The UK is to guarantee £2bn of Chinese investment in the Hinkley Point C nuclear project in a deal which could see China take the lead in furthe nuclear projects, but there is still no indication on when a final investment decision will be taken on the project.
Chancellor of the Exchequer George Osborne has announced that the government will guarantee a £2bn deal under which China will help fund the cost of building the proposed Hinkley Point C nuclear reactor on the Somerset coast. Projected to cost some £24.5bn, Hinkley C is scheduled to be the first of the UK’s new fleet of nuclear power stations, and the first built in the country since Sizewell B in the 1990s.
Osborne made the announcement during an official tour of China, and his colleague Amber Rudd, secretary of state for energy and climate change, said that China is expected to take the lead on further nuclear projects, including a power station at Bradwell in Essex, which could be Chinese-designed.
The funding guarantee will be met from Infrastructure UK, a unit within the Treasury that co-ordinates and simplifies planning and prioritisation for UK infrastructure projects. The money will assist EDF, which is building the plant, to meet the enormous building costs. It is not known what proportion of the total cost Chinese finance is expected to reach, and although EDF chief executive Vincent de Rivas welcomed the announcement, he said only that it represented ‘further progress towards a final investment decision’, he did not indicate how far off that decision might be or when work might begin in earnest on the power station (ground works have already begun, but no concrete has been poured). The European Commission approved the project last year while UK planning consent was granted in 2013.
Hinkley C is to be a European Pressurised Water (EPR) reactor, designed by EDF subsidiary Areva. No EPRs have yet been completed: the demonstration reactor, at Flamanville in Normandy, is now three years late coming on-stream and latest estimates put its start-up date in the fourth quarter of 2018; the project is already £5.2bn over-budget. Another plant under construction, at Olkiluoto in Finland, is also beset by delays, and may not come on-stream until 2020: ten years behind schedule. The first EPR units to become operational may be in China, at Taishan; current estimates say these two reactors may start by the end of this year.
The government has already agreed to help meet the costs of Hinkley C by paying £89.50/MWh for the electricity it produces if EDF also decides to build an EPR station at Sizewell in Suffolk, and £92.50/MWh if it does not.
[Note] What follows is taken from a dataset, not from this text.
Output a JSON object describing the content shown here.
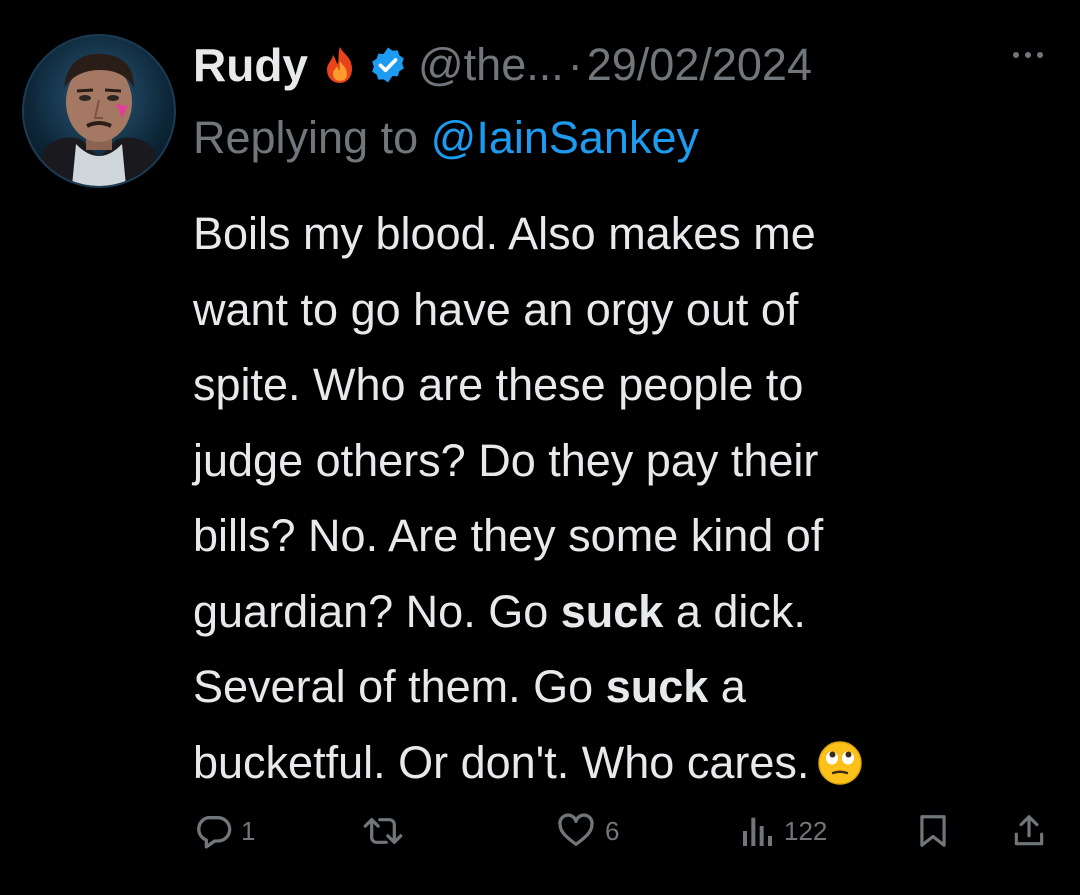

“Nuclear power is cost competitive with other low carbon technology and is a crucial part of our energy mix, along with new sources of power such as shale gas,” Osborne said. “So I am delighted to announce this guarantee for Hinkley Point today and to be in China to discuss their investments in Britain’s nuclear industry. It is another move forward for the golden relationship between Britain and China – the world’s oldest civil nuclear power and the world’s fastest growing civil nuclear power.” Amber Rudd indicated that talks between the government and EDF would continue, and stressed the importance of the project to the UK, pinpointing the 25,000 jobs Hinkley C is projected to create and the six million homes to which it is expected to supply power.